TASK GOAL →
Pull every line with "JSON" from the entries below.
----- DATA PROVIDED
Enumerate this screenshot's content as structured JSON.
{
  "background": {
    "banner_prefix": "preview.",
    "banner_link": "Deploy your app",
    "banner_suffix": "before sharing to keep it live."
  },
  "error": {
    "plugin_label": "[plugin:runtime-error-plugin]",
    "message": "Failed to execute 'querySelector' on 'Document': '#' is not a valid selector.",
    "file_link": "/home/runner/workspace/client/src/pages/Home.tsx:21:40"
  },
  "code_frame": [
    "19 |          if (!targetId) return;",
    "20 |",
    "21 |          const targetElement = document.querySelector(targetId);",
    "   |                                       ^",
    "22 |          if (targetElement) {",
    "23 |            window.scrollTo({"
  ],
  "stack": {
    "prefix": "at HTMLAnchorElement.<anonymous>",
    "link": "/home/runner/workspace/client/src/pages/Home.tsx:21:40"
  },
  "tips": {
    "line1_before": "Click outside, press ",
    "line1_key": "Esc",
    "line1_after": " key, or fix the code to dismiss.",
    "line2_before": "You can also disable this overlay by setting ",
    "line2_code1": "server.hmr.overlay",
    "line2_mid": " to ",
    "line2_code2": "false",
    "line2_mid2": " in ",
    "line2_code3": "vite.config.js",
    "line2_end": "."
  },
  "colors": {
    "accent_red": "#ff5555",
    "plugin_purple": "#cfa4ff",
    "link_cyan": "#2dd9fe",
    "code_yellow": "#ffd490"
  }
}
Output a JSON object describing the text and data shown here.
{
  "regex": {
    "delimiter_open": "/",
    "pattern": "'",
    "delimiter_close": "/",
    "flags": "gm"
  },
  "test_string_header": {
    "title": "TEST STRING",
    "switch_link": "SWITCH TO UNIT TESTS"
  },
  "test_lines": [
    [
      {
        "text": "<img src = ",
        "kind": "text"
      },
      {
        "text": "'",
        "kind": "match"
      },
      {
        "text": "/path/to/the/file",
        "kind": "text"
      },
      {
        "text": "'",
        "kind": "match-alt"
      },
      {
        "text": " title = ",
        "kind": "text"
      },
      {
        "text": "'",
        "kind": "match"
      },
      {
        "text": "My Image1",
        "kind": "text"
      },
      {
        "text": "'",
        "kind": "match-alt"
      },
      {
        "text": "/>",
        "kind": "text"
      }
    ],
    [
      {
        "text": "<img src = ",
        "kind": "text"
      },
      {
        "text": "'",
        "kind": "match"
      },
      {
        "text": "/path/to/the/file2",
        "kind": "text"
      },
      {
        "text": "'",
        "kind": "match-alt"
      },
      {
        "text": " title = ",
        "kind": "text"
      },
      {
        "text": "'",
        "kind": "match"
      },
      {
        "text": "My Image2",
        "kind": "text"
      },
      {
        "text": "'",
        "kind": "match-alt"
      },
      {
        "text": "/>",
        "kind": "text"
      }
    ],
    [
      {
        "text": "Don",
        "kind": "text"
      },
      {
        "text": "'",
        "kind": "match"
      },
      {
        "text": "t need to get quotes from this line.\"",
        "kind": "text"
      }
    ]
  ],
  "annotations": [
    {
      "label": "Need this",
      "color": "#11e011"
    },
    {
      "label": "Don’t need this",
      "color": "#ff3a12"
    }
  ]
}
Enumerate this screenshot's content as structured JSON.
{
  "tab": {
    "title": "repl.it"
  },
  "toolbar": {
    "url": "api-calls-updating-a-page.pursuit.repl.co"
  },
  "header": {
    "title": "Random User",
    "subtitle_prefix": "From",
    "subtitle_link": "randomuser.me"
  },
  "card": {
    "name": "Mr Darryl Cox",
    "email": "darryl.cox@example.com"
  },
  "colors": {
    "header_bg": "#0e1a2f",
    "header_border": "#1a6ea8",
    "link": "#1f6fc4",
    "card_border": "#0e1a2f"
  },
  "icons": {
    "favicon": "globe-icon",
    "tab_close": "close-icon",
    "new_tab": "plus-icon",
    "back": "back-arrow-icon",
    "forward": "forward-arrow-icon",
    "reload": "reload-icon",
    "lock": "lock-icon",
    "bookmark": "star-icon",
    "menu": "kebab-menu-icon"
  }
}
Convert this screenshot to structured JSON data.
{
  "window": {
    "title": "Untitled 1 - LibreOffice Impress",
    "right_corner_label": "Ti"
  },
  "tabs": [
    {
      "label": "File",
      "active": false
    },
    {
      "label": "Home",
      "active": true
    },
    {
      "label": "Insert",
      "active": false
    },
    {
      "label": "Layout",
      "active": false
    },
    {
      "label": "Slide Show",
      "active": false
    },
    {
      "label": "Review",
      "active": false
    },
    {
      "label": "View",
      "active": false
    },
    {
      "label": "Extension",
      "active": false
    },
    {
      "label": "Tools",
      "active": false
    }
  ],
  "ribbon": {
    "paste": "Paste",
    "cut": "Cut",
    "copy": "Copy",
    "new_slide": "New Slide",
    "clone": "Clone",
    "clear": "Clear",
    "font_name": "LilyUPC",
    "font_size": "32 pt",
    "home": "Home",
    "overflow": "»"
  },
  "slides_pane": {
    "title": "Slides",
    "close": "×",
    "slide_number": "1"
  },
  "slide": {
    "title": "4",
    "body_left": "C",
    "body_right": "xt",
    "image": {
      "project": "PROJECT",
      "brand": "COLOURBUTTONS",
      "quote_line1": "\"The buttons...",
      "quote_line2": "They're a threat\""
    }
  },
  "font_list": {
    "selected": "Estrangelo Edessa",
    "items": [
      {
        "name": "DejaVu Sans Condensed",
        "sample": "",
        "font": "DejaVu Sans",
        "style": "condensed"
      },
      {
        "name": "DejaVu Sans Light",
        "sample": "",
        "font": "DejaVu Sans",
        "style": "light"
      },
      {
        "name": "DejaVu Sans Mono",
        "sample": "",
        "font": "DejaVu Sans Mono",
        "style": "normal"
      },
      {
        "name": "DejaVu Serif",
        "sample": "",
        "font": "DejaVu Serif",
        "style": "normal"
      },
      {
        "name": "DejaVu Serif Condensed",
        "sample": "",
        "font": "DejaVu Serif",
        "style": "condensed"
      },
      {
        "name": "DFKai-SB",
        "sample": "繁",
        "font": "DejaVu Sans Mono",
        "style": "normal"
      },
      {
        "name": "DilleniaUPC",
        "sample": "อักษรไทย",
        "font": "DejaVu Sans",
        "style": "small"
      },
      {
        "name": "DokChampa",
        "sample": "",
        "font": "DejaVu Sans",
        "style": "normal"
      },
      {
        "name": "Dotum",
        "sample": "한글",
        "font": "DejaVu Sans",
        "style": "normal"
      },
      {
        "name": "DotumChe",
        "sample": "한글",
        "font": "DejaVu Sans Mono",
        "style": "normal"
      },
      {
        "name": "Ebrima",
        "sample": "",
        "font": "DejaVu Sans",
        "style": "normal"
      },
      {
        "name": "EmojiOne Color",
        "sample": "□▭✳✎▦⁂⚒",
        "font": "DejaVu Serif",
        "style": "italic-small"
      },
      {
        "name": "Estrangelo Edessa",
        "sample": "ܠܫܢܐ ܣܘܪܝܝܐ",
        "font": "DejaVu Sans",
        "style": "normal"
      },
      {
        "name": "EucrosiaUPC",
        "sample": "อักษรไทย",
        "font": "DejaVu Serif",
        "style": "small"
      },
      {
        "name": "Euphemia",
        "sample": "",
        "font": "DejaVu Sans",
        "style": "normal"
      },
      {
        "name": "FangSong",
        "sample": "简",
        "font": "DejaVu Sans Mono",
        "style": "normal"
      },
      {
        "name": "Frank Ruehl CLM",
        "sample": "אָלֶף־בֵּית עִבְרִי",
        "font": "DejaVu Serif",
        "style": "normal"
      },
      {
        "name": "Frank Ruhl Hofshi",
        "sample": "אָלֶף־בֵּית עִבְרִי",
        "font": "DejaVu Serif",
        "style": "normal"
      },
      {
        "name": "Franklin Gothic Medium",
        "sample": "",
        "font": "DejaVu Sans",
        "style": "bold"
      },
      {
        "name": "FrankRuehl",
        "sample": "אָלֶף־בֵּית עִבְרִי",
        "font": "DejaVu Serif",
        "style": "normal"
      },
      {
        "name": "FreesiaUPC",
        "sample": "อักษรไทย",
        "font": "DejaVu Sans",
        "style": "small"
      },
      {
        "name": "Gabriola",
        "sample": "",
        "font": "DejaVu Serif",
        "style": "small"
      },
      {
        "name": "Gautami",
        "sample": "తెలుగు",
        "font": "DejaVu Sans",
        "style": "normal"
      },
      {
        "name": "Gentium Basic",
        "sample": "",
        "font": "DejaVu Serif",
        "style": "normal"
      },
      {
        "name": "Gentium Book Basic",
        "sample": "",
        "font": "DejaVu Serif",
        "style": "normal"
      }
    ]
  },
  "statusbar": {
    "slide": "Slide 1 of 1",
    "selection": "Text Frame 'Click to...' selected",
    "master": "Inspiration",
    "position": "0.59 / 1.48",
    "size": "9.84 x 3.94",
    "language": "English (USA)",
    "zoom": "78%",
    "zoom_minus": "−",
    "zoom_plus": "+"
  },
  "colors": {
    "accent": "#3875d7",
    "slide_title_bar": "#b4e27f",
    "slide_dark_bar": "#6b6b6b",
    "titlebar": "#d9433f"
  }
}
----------
RESULT OF THE EXERCISE →
Enumerate this screenshot's content as structured JSON.
Output a JSON object describing the text and data shown here.
Enumerate this screenshot's content as structured JSON.
Convert this screenshot to structured JSON data.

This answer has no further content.